Cashmere and alpaca are not only a joy to wear but also a joy to sew. Since these fabrics are fairly costly, I suggest pre-testing the pattern in a scrap fabric or muslin. Ripped stitches weaken the delicate surface of these fabrics.
Before cutting, preshrink by holding a steam iron half-inch above the fabric surface. This will relax the fabric from the stretching it did on the fabric bolt.
These fabrics have a nap, so lay out pattern pieces in the same direction with the hairs of the fabric pointing down. Tailor's tacks and tailor's chalk are the only markings that are visible on these fabrics. Neither of these fabrics is compatible with fusible interfacing, since they become stiffer and lose their luxurious, fluid feel.
Underlining with cotton batiste or voile enables you to fuse interfacing to the underlining and gives you a base for hiding all hand stitches.
Good quality polyester or cotton thread is suitable, but the ideal choice is silk thread, making sewn seams almost invisible. A brand new Schmetz needle 80/12 H and a 2.5mm length straight stitch will give the best results.

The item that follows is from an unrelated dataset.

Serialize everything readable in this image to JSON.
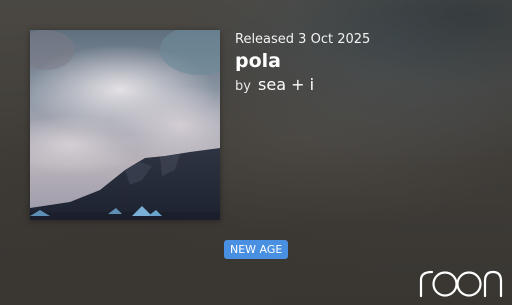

Although these fabrics are expensive, they are very easy to sew. If the garment will be lined, which is strongly recommended, no seam finish is required; merely press open the seams. Use a steam iron on the wool setting, using a press and lift technique to avoid stretching the fabric. When pressing on the right side, always use a self fabric presscloth. If you are machine sewing buttonholes, cord them to eliminate stretching.
Hand picking with Sulky rayon thread three-eighths of an inch from the edge with stitches three-eighths of an inch apart is more compatible with cashmere and alpaca than topstitching.
Cashmere and alpaca make great coats and jackets but are too heavy for skirts and pants.
Sandra Betzina is host of Sew Perfect on Home & Garden Television. Send e-mail to powersewingaol.com.